[Element data from apps and pages]
'''
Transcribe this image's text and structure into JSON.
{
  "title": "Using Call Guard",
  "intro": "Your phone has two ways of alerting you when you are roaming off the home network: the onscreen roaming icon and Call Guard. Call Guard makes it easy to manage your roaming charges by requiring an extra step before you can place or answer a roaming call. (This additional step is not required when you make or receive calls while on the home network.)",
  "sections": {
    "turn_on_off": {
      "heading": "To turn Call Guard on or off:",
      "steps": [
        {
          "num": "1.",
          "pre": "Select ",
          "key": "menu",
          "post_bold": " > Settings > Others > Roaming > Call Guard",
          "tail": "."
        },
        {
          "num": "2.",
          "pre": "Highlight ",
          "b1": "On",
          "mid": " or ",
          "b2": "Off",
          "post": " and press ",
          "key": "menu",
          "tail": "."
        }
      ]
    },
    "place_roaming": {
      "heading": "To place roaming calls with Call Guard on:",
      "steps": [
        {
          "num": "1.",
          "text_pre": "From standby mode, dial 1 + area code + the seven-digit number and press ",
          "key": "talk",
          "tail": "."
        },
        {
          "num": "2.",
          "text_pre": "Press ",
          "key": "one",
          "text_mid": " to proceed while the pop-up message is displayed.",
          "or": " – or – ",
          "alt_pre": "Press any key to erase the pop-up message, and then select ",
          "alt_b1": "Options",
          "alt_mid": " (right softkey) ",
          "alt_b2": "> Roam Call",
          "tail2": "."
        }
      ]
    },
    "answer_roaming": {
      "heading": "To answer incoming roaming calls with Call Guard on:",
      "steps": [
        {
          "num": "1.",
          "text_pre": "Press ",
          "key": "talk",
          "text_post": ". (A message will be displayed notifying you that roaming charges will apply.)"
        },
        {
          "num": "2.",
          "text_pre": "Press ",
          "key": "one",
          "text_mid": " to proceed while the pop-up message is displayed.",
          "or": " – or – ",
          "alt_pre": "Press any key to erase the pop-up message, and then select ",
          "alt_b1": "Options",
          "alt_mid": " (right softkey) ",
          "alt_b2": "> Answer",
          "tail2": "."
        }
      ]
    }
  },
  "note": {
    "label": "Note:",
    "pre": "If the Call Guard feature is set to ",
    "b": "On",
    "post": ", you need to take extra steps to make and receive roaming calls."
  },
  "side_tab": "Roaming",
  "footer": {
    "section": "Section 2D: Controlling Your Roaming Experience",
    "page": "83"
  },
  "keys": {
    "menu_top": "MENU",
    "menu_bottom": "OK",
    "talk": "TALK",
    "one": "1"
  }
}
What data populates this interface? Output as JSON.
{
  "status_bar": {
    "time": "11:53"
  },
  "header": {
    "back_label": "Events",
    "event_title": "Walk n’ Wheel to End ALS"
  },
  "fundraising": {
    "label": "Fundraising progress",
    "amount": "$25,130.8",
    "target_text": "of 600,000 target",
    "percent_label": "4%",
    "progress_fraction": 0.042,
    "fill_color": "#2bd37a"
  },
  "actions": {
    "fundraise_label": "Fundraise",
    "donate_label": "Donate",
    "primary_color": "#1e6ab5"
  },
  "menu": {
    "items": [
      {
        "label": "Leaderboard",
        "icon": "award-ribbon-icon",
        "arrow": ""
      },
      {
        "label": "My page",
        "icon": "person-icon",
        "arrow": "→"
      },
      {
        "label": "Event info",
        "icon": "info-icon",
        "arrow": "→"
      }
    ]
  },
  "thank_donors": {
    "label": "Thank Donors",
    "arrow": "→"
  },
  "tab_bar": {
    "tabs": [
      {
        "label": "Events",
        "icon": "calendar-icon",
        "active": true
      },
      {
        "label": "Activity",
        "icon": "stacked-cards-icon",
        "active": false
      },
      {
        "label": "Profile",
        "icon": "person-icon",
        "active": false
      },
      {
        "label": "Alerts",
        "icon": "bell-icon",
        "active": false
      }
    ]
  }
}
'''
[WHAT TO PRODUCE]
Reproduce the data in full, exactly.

[OUTPUT FOR THIS TASK]
Transcribe this image's text and structure into JSON.
{
  "title": "Using Call Guard",
  "intro": "Your phone has two ways of alerting you when you are roaming off the home network: the onscreen roaming icon and Call Guard. Call Guard makes it easy to manage your roaming charges by requiring an extra step before you can place or answer a roaming call. (This additional step is not required when you make or receive calls while on the home network.)",
  "sections": {
    "turn_on_off": {
      "heading": "To turn Call Guard on or off:",
      "steps": [
        {
          "num": "1.",
          "pre": "Select ",
          "key": "menu",
          "post_bold": " > Settings > Others > Roaming > Call Guard",
          "tail": "."
        },
        {
          "num": "2.",
          "pre": "Highlight ",
          "b1": "On",
          "mid": " or ",
          "b2": "Off",
          "post": " and press ",
          "key": "menu",
          "tail": "."
        }
      ]
    },
    "place_roaming": {
      "heading": "To place roaming calls with Call Guard on:",
      "steps": [
        {
          "num": "1.",
          "text_pre": "From standby mode, dial 1 + area code + the seven-digit number and press ",
          "key": "talk",
          "tail": "."
        },
        {
          "num": "2.",
          "text_pre": "Press ",
          "key": "one",
          "text_mid": " to proceed while the pop-up message is displayed.",
          "or": " – or – ",
          "alt_pre": "Press any key to erase the pop-up message, and then select ",
          "alt_b1": "Options",
          "alt_mid": " (right softkey) ",
          "alt_b2": "> Roam Call",
          "tail2": "."
        }
      ]
    },
    "answer_roaming": {
      "heading": "To answer incoming roaming calls with Call Guard on:",
      "steps": [
        {
          "num": "1.",
          "text_pre": "Press ",
          "key": "talk",
          "text_post": ". (A message will be displayed notifying you that roaming charges will apply.)"
        },
        {
          "num": "2.",
          "text_pre": "Press ",
          "key": "one",
          "text_mid": " to proceed while the pop-up message is displayed.",
          "or": " – or – ",
          "alt_pre": "Press any key to erase the pop-up message, and then select ",
          "alt_b1": "Options",
          "alt_mid": " (right softkey) ",
          "alt_b2": "> Answer",
          "tail2": "."
        }
      ]
    }
  },
  "note": {
    "label": "Note:",
    "pre": "If the Call Guard feature is set to ",
    "b": "On",
    "post": ", you need to take extra steps to make and receive roaming calls."
  },
  "side_tab": "Roaming",
  "footer": {
    "section": "Section 2D: Controlling Your Roaming Experience",
    "page": "83"
  },
  "keys": {
    "menu_top": "MENU",
    "menu_bottom": "OK",
    "talk": "TALK",
    "one": "1"
  }
}
What data populates this interface? Output as JSON.
{
  "status_bar": {
    "time": "11:53"
  },
  "header": {
    "back_label": "Events",
    "event_title": "Walk n’ Wheel to End ALS"
  },
  "fundraising": {
    "label": "Fundraising progress",
    "amount": "$25,130.8",
    "target_text": "of 600,000 target",
    "percent_label": "4%",
    "progress_fraction": 0.042,
    "fill_color": "#2bd37a"
  },
  "actions": {
    "fundraise_label": "Fundraise",
    "donate_label": "Donate",
    "primary_color": "#1e6ab5"
  },
  "menu": {
    "items": [
      {
        "label": "Leaderboard",
        "icon": "award-ribbon-icon",
        "arrow": ""
      },
      {
        "label": "My page",
        "icon": "person-icon",
        "arrow": "→"
      },
      {
        "label": "Event info",
        "icon": "info-icon",
        "arrow": "→"
      }
    ]
  },
  "thank_donors": {
    "label": "Thank Donors",
    "arrow": "→"
  },
  "tab_bar": {
    "tabs": [
      {
        "label": "Events",
        "icon": "calendar-icon",
        "active": true
      },
      {
        "label": "Activity",
        "icon": "stacked-cards-icon",
        "active": false
      },
      {
        "label": "Profile",
        "icon": "person-icon",
        "active": false
      },
      {
        "label": "Alerts",
        "icon": "bell-icon",
        "active": false
      }
    ]
  }
}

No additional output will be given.